flowers in autumn with blooms to 26 cms and as a cut flower will
last for a good two weeks – absolutely fabulous!
do you see these blooms?
some florists have sources, most Exhibition Chrysanthemums are grown
by enthusiastic home gardeners. The only time the public see the
outcome of their labours is at local Society shows or at National
shows. These are big occasions where growers can hone their
competitive skills and visitors feast their eyes.
can you expect to see?
who is concerned about genetic modification should note that without
such modification present day blooms would be similar in size to the
lawn daisy and yellow. The original plants were a native of China,
subsequently introduced into Japan where it is the national flower.
With the tea trade developing in the 17th century, the plant was
brought back to Europe where much of the modification was
After a couple of centuries of
hybridisation, the basic
range of modern chrysanthemums was established.

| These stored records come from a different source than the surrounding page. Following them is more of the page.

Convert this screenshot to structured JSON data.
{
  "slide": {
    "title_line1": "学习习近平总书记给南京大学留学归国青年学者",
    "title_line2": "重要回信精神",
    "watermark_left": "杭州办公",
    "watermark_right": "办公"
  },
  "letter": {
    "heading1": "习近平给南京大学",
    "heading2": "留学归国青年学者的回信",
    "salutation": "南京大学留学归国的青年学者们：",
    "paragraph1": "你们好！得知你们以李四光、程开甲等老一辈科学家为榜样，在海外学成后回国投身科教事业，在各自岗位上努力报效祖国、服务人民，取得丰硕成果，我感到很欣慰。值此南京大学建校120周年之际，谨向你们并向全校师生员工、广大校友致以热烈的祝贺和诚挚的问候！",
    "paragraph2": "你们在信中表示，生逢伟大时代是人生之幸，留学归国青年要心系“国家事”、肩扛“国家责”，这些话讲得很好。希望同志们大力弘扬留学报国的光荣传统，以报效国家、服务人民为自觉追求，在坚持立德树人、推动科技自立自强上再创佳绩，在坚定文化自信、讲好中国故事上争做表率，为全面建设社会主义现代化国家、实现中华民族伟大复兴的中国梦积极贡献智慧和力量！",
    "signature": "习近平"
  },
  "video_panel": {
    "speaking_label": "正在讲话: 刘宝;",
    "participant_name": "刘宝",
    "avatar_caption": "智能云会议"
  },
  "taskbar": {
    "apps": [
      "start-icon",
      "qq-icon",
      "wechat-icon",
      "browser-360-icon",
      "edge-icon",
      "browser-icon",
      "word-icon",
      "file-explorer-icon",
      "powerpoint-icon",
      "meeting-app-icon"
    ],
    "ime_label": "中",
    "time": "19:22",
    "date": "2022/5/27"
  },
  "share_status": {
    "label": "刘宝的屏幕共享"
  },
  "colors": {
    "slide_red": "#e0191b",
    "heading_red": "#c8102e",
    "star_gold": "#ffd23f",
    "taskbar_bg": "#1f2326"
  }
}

this process continues in a search to produce new varieties
(cultivars) that are more visually interesting, are more resistant
to disease and generally stronger plants. For show purposes the
Autumn flowering blooms (there are others that flower earlier) are
divided into Sections starting with the biggest blooms, Large
Exhibition, each a huge heap of small curved petals overall about 20
sections where blooms are smaller follow before the next section
catering for slightly smaller blooms that have petals that turn
down, Reflex Decorative. Yes, there is a section for blooms with
petals that turn up, and petals that can’t make their mind up
which way to go and turn both up and down! The nearest bloom
to the original simple daisy has its section, Single, and its mate
with a domed centre, Anemone Centred.
spectacular section has long thin petals like the strings of an
old-style floor mop held upright, Fantasy – always a crowd
pleaser. There are other sections with further variations. Within
Sections, each variety has its name, for example, in Section 1 we
is light bronze with darker inner petals; Section 4 the Reflexing, Folk
Song; in New
Zealand, the most grown in Section 7, Single, is Glad